» **PROBLEM DESCRIPTION**:
For this exercise, restate the data below with no change at all.

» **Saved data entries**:
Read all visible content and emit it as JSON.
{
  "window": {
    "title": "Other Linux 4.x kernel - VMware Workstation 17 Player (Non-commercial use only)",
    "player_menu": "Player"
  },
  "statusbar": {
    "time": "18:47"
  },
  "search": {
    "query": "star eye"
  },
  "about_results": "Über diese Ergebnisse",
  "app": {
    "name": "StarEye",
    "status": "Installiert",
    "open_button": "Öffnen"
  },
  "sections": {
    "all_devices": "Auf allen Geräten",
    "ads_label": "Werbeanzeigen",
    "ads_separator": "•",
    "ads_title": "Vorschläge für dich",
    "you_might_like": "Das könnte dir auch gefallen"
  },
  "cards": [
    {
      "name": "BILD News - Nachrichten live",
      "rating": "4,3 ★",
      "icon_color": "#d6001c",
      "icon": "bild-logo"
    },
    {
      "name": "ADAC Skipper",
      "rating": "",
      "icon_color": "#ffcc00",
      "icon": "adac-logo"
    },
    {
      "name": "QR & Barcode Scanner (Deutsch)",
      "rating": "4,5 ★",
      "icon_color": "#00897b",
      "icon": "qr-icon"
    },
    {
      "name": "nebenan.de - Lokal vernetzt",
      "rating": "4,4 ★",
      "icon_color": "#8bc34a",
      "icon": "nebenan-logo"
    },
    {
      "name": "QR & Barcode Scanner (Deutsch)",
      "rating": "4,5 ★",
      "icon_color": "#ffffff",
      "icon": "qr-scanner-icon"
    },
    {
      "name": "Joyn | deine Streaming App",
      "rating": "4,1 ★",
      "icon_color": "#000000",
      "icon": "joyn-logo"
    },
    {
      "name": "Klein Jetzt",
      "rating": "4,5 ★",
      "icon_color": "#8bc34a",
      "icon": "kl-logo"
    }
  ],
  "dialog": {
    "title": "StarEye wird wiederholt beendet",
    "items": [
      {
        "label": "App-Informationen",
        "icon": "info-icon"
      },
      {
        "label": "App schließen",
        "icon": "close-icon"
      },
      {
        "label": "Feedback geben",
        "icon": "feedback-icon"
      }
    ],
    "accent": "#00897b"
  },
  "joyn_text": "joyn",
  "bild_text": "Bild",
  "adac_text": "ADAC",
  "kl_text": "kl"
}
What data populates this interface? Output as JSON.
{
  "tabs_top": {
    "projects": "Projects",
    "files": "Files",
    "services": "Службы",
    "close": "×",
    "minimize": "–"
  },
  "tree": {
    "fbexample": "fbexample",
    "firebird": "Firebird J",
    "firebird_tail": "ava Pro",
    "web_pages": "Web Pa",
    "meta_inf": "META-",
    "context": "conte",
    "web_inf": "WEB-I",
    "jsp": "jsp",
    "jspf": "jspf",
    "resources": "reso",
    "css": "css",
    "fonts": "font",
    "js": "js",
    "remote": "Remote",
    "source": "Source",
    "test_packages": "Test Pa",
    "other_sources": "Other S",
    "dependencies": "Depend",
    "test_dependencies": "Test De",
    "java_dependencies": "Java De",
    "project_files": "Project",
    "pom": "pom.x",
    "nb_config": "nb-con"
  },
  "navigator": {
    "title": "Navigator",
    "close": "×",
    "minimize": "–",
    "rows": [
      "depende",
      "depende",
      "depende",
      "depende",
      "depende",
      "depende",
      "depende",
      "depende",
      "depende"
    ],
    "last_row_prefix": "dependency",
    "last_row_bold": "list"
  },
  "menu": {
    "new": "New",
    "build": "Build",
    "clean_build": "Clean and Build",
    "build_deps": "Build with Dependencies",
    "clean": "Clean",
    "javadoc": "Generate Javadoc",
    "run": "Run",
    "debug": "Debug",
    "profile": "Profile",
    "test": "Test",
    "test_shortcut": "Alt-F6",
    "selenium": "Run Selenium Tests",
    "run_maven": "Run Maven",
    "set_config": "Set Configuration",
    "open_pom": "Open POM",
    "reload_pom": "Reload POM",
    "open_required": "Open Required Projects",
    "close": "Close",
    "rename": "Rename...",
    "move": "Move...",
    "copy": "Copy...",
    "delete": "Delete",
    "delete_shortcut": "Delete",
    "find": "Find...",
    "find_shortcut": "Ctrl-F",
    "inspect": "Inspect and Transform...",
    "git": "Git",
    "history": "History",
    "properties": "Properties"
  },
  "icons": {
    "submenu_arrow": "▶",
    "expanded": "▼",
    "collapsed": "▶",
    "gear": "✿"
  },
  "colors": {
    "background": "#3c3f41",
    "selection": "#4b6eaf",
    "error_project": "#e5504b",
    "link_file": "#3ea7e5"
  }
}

» **TASK OUTPUT**:
Read all visible content and emit it as JSON.
{
  "window": {
    "title": "Other Linux 4.x kernel - VMware Workstation 17 Player (Non-commercial use only)",
    "player_menu": "Player"
  },
  "statusbar": {
    "time": "18:47"
  },
  "search": {
    "query": "star eye"
  },
  "about_results": "Über diese Ergebnisse",
  "app": {
    "name": "StarEye",
    "status": "Installiert",
    "open_button": "Öffnen"
  },
  "sections": {
    "all_devices": "Auf allen Geräten",
    "ads_label": "Werbeanzeigen",
    "ads_separator": "•",
    "ads_title": "Vorschläge für dich",
    "you_might_like": "Das könnte dir auch gefallen"
  },
  "cards": [
    {
      "name": "BILD News - Nachrichten live",
      "rating": "4,3 ★",
      "icon_color": "#d6001c",
      "icon": "bild-logo"
    },
    {
      "name": "ADAC Skipper",
      "rating": "",
      "icon_color": "#ffcc00",
      "icon": "adac-logo"
    },
    {
      "name": "QR & Barcode Scanner (Deutsch)",
      "rating": "4,5 ★",
      "icon_color": "#00897b",
      "icon": "qr-icon"
    },
    {
      "name": "nebenan.de - Lokal vernetzt",
      "rating": "4,4 ★",
      "icon_color": "#8bc34a",
      "icon": "nebenan-logo"
    },
    {
      "name": "QR & Barcode Scanner (Deutsch)",
      "rating": "4,5 ★",
      "icon_color": "#ffffff",
      "icon": "qr-scanner-icon"
    },
    {
      "name": "Joyn | deine Streaming App",
      "rating": "4,1 ★",
      "icon_color": "#000000",
      "icon": "joyn-logo"
    },
    {
      "name": "Klein Jetzt",
      "rating": "4,5 ★",
      "icon_color": "#8bc34a",
      "icon": "kl-logo"
    }
  ],
  "dialog": {
    "title": "StarEye wird wiederholt beendet",
    "items": [
      {
        "label": "App-Informationen",
        "icon": "info-icon"
      },
      {
        "label": "App schließen",
        "icon": "close-icon"
      },
      {
        "label": "Feedback geben",
        "icon": "feedback-icon"
      }
    ],
    "accent": "#00897b"
  },
  "joyn_text": "joyn",
  "bild_text": "Bild",
  "adac_text": "ADAC",
  "kl_text": "kl"
}
What data populates this interface? Output as JSON.
{
  "tabs_top": {
    "projects": "Projects",
    "files": "Files",
    "services": "Службы",
    "close": "×",
    "minimize": "–"
  },
  "tree": {
    "fbexample": "fbexample",
    "firebird": "Firebird J",
    "firebird_tail": "ava Pro",
    "web_pages": "Web Pa",
    "meta_inf": "META-",
    "context": "conte",
    "web_inf": "WEB-I",
    "jsp": "jsp",
    "jspf": "jspf",
    "resources": "reso",
    "css": "css",
    "fonts": "font",
    "js": "js",
    "remote": "Remote",
    "source": "Source",
    "test_packages": "Test Pa",
    "other_sources": "Other S",
    "dependencies": "Depend",
    "test_dependencies": "Test De",
    "java_dependencies": "Java De",
    "project_files": "Project",
    "pom": "pom.x",
    "nb_config": "nb-con"
  },
  "navigator": {
    "title": "Navigator",
    "close": "×",
    "minimize": "–",
    "rows": [
      "depende",
      "depende",
      "depende",
      "depende",
      "depende",
      "depende",
      "depende",
      "depende",
      "depende"
    ],
    "last_row_prefix": "dependency",
    "last_row_bold": "list"
  },
  "menu": {
    "new": "New",
    "build": "Build",
    "clean_build": "Clean and Build",
    "build_deps": "Build with Dependencies",
    "clean": "Clean",
    "javadoc": "Generate Javadoc",
    "run": "Run",
    "debug": "Debug",
    "profile": "Profile",
    "test": "Test",
    "test_shortcut": "Alt-F6",
    "selenium": "Run Selenium Tests",
    "run_maven": "Run Maven",
    "set_config": "Set Configuration",
    "open_pom": "Open POM",
    "reload_pom": "Reload POM",
    "open_required": "Open Required Projects",
    "close": "Close",
    "rename": "Rename...",
    "move": "Move...",
    "copy": "Copy...",
    "delete": "Delete",
    "delete_shortcut": "Delete",
    "find": "Find...",
    "find_shortcut": "Ctrl-F",
    "inspect": "Inspect and Transform...",
    "git": "Git",
    "history": "History",
    "properties": "Properties"
  },
  "icons": {
    "submenu_arrow": "▶",
    "expanded": "▼",
    "collapsed": "▶",
    "gear": "✿"
  },
  "colors": {
    "background": "#3c3f41",
    "selection": "#4b6eaf",
    "error_project": "#e5504b",
    "link_file": "#3ea7e5"
  }
}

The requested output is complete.